Location, location, location.

Who's In

Tents, dogs, small campervans, big groups (if booked in advance) – yes. Large campervans, caravans, young groups – no.

On Site

No campfires, but BBQs allowed off the ground. Cold-water tap and access to public loos. No other facilities.

Few and far between. Court Farm has a cold-water tap and there are public toilets (open 24 hours) at the Priory’s car park.


Off Site

The countryside at Llanthony is stunning so you may not want to do much or move far once you’re settled, indeed there’s a spiritual feel to the place that is addictive. A track leads up to join the Offa’s Dyke long-distance footpath, there’s horse riding available (01873 890359), while to the south, in the village of Cwmyoy, the Downey Barn Gallery (01873 890993), displays and sells the work of children’s author Caroline Downey. In Abergavenny, the market is worth a look, with general retail (Tuesday, Friday and Saturday), flea market (Wednesday) and a monthly farmers’ market.

If it rains

Abergavenny market (01873 735811) usually has something going on with general retail (Tuesday, Friday and Saturday), flea market (Wednesday), collectors’ fairs and farmers’ market. Hay-on-Wye is 10 miles to the north.

Food & Drink

The Llanthony Priory Hotel bar (01873 890487) – known locally as The Abbey – in the crypt under the Priory ruins, cooks up imaginative bar meals, served in unforgettable surroundings. Treats (01873 890867), in the village, does breakfasts and lunches. The Half Moon Inn (01873 890611) is a short stroll away and serves simple meals between 7pm and 9pm. The best place to eat, though, is the Foxhunter Inn in Nantyderry (01873 881101), whose modern British cuisine is well worth the trip. The Abbey Hotel (01873 890487) is in the crypt under the Priory ruins, with imaginative bar meals, all served in unforgettable surroundings.

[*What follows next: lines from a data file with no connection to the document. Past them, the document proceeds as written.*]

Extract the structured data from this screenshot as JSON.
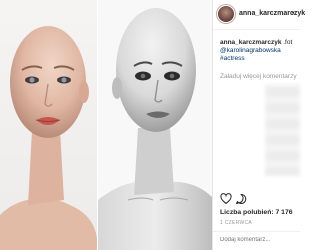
{
  "post": {
    "username": "anna_karczmarczyk",
    "header_separator": "•",
    "caption": {
      "username": "anna_karczmarczyk",
      "text": ".fot",
      "tags": [
        "@karolinagrabowska",
        "#actress"
      ]
    },
    "load_more_comments": "Załaduj więcej komentarzy",
    "likes_label": "Liczba polubień: 7 176",
    "date": "1 CZERWCA",
    "comment_placeholder": "Dodaj komentarz..."
  },
  "icons": {
    "like": "heart-icon",
    "comment": "comment-icon"
  },
  "colors": {
    "text": "#262626",
    "muted": "#999999",
    "link": "#003569",
    "border": "#efefef"
  }
}
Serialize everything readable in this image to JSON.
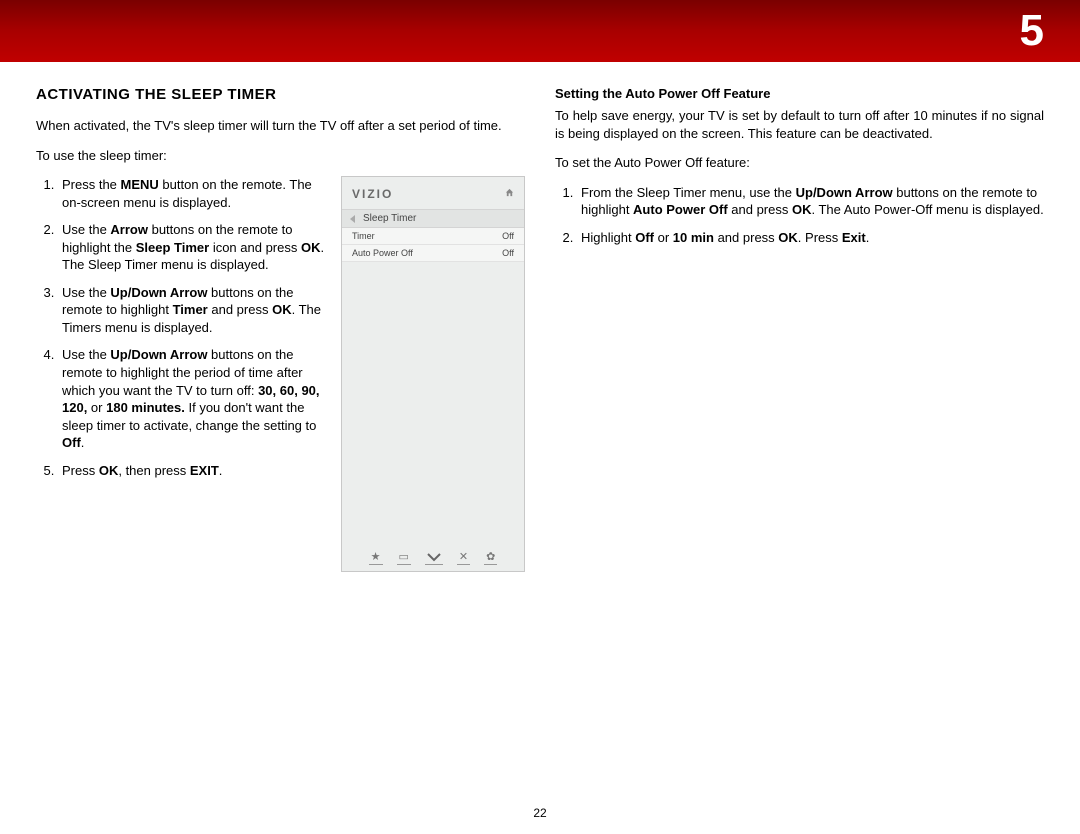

Open

All year.

The Damage

Court Farm charges £3 per person with a discount for families; age 5 and under free.

Getting There

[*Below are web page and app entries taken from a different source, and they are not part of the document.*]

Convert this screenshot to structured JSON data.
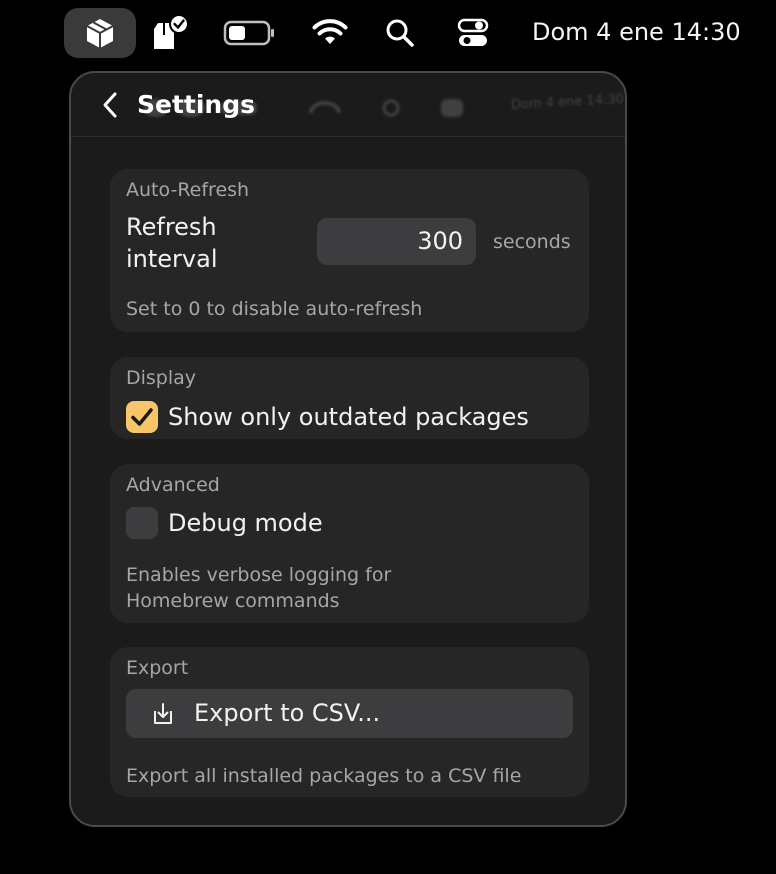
{
  "menubar": {
    "app_icon": "package-box-icon",
    "icons": [
      "package-check-icon",
      "battery-icon",
      "wifi-icon",
      "search-icon",
      "control-center-icon"
    ],
    "clock": "Dom 4 ene 14:30"
  },
  "panel": {
    "title": "Settings",
    "back_icon": "chevron-left-icon"
  },
  "auto_refresh": {
    "title": "Auto-Refresh",
    "label_line1": "Refresh",
    "label_line2": "interval",
    "value": "300",
    "unit": "seconds",
    "note": "Set to 0 to disable auto-refresh"
  },
  "display": {
    "title": "Display",
    "checkbox_label": "Show only outdated packages",
    "checked": true
  },
  "advanced": {
    "title": "Advanced",
    "checkbox_label": "Debug mode",
    "checked": false,
    "note_line1": "Enables verbose logging for",
    "note_line2": "Homebrew commands"
  },
  "export": {
    "title": "Export",
    "button_label": "Export to CSV...",
    "button_icon": "download-icon",
    "note": "Export all installed packages to a CSV file"
  },
  "colors": {
    "accent_checkbox": "#f7c56a",
    "panel_bg": "#1b1b1b",
    "section_bg": "#262626"
  }
}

From south use M4 and A449/ A470 to Abergavenny, from north and midlands M5, M50, and A40 to Abergavenny, then A465 towards Hereford, then after 4 miles, turn left onto unclassified road signposted to Llanthony Priory and keep following the brown signposts. The first campsite you come to is Lower Henllan Farm’s, about 5 miles down the road. It has a wooden sign on the gate, then further up is Maes-y-beran Farm (with a white sign outside), then finally you’ll reach the Priory and Court Farm’s site.

Tags

Bicycle routes  Dogs welcome  Nice views  Remote location  Waterside location